Some interesting facts from the report include:
- One in three mothers working outside of the home is their family’s only wage earner.
- Fewer than one in five families currently fit the 1950s stereotype of a father going to work and a mother staying at home.
- Mothers in the workforce pay a financial penalty earning 3 percent less than women without children while fathers in the workforce receive a bonus, earning 15 percent more than men without children.
The report also concludes that the U.S. lags behind other industrialized countries in family-friendly policies including paid family leave, universal child care, workplace flexibility and retirement benefits for time spent out of the workforce caring for family members. Other countries have found ways to value the time parents spend caring for their families and recognize the role parents play in developing human capital and shaping the future workforce, giving credit to women (or men) for time spent out of the workforce to care for children or other relatives.

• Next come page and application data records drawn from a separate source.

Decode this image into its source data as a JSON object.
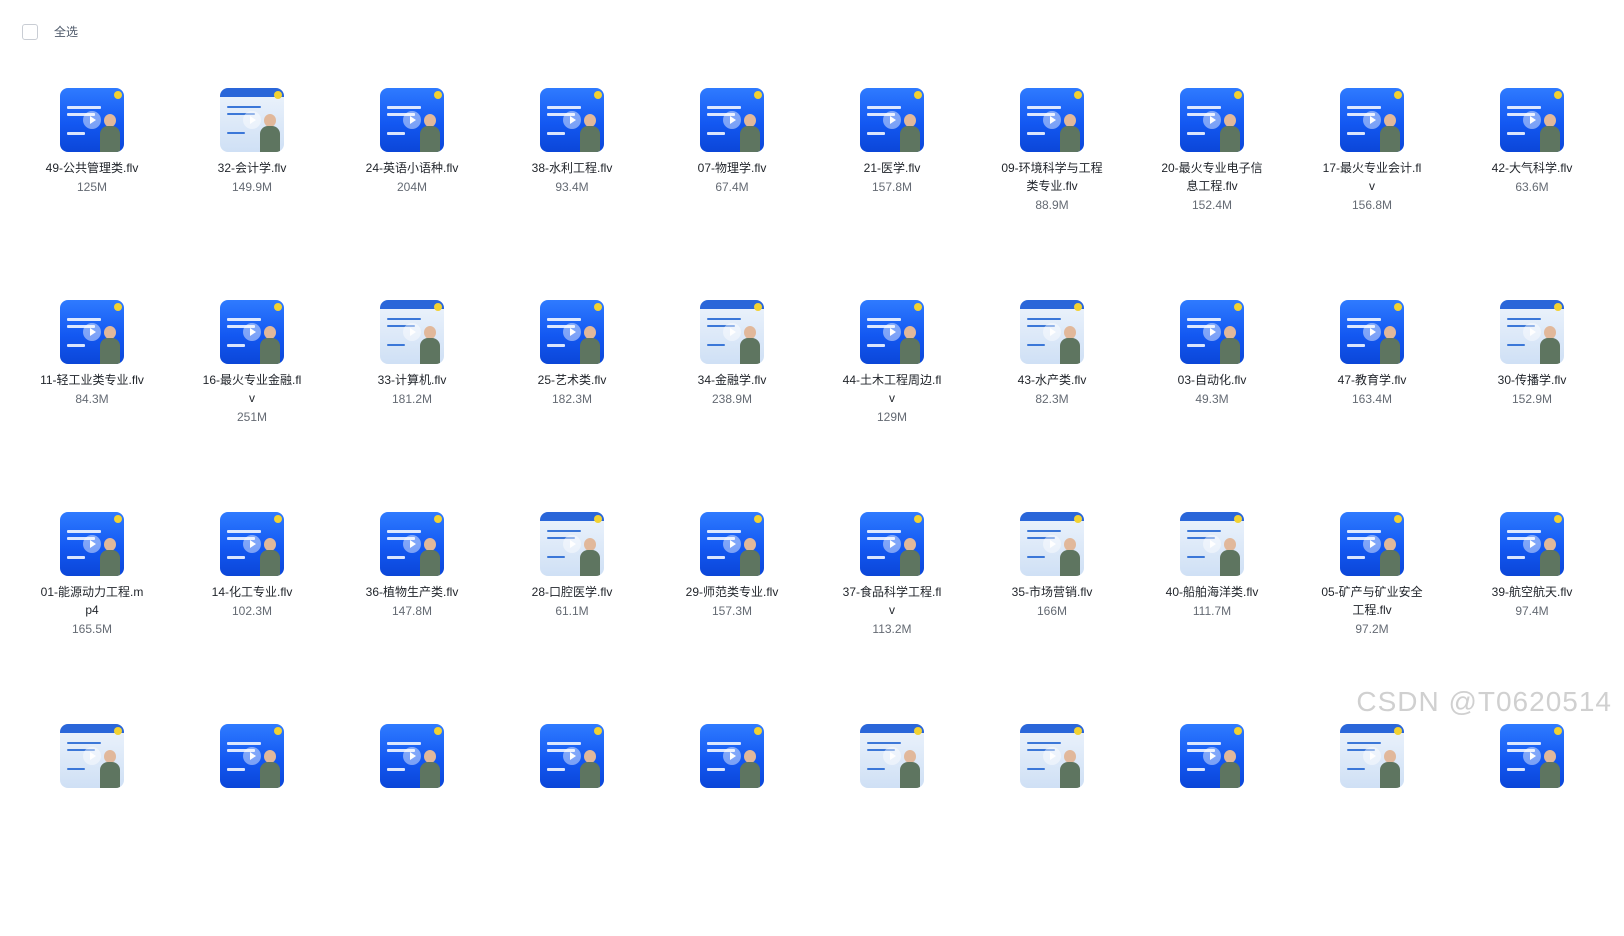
{
  "toolbar": {
    "select_all_label": "全选"
  },
  "files": [
    {
      "name": "49-公共管理类.flv",
      "size": "125M",
      "thumb": "blue"
    },
    {
      "name": "32-会计学.flv",
      "size": "149.9M",
      "thumb": "light"
    },
    {
      "name": "24-英语小语种.flv",
      "size": "204M",
      "thumb": "blue"
    },
    {
      "name": "38-水利工程.flv",
      "size": "93.4M",
      "thumb": "blue"
    },
    {
      "name": "07-物理学.flv",
      "size": "67.4M",
      "thumb": "blue"
    },
    {
      "name": "21-医学.flv",
      "size": "157.8M",
      "thumb": "blue"
    },
    {
      "name": "09-环境科学与工程类专业.flv",
      "size": "88.9M",
      "thumb": "blue"
    },
    {
      "name": "20-最火专业电子信息工程.flv",
      "size": "152.4M",
      "thumb": "blue"
    },
    {
      "name": "17-最火专业会计.flv",
      "size": "156.8M",
      "thumb": "blue"
    },
    {
      "name": "42-大气科学.flv",
      "size": "63.6M",
      "thumb": "blue"
    },
    {
      "name": "11-轻工业类专业.flv",
      "size": "84.3M",
      "thumb": "blue"
    },
    {
      "name": "16-最火专业金融.flv",
      "size": "251M",
      "thumb": "blue"
    },
    {
      "name": "33-计算机.flv",
      "size": "181.2M",
      "thumb": "light"
    },
    {
      "name": "25-艺术类.flv",
      "size": "182.3M",
      "thumb": "blue"
    },
    {
      "name": "34-金融学.flv",
      "size": "238.9M",
      "thumb": "light"
    },
    {
      "name": "44-土木工程周边.flv",
      "size": "129M",
      "thumb": "blue"
    },
    {
      "name": "43-水产类.flv",
      "size": "82.3M",
      "thumb": "light"
    },
    {
      "name": "03-自动化.flv",
      "size": "49.3M",
      "thumb": "blue"
    },
    {
      "name": "47-教育学.flv",
      "size": "163.4M",
      "thumb": "blue"
    },
    {
      "name": "30-传播学.flv",
      "size": "152.9M",
      "thumb": "light"
    },
    {
      "name": "01-能源动力工程.mp4",
      "size": "165.5M",
      "thumb": "blue"
    },
    {
      "name": "14-化工专业.flv",
      "size": "102.3M",
      "thumb": "blue"
    },
    {
      "name": "36-植物生产类.flv",
      "size": "147.8M",
      "thumb": "blue"
    },
    {
      "name": "28-口腔医学.flv",
      "size": "61.1M",
      "thumb": "light"
    },
    {
      "name": "29-师范类专业.flv",
      "size": "157.3M",
      "thumb": "blue"
    },
    {
      "name": "37-食品科学工程.flv",
      "size": "113.2M",
      "thumb": "blue"
    },
    {
      "name": "35-市场营销.flv",
      "size": "166M",
      "thumb": "light"
    },
    {
      "name": "40-船舶海洋类.flv",
      "size": "111.7M",
      "thumb": "light"
    },
    {
      "name": "05-矿产与矿业安全工程.flv",
      "size": "97.2M",
      "thumb": "blue"
    },
    {
      "name": "39-航空航天.flv",
      "size": "97.4M",
      "thumb": "blue"
    },
    {
      "name": "",
      "size": "",
      "thumb": "light"
    },
    {
      "name": "",
      "size": "",
      "thumb": "blue"
    },
    {
      "name": "",
      "size": "",
      "thumb": "blue"
    },
    {
      "name": "",
      "size": "",
      "thumb": "blue"
    },
    {
      "name": "",
      "size": "",
      "thumb": "blue"
    },
    {
      "name": "",
      "size": "",
      "thumb": "light"
    },
    {
      "name": "",
      "size": "",
      "thumb": "light"
    },
    {
      "name": "",
      "size": "",
      "thumb": "blue"
    },
    {
      "name": "",
      "size": "",
      "thumb": "light"
    },
    {
      "name": "",
      "size": "",
      "thumb": "blue"
    }
  ],
  "watermark": "CSDN @T0620514"
}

The report also provides a breakdown of economic well-being of mothers on a state-by-state basis. The report was prepared by the Democratic staff of the Joint Economic Committee and is an interesting read, particularly as to the troubling gender gap pay concerns.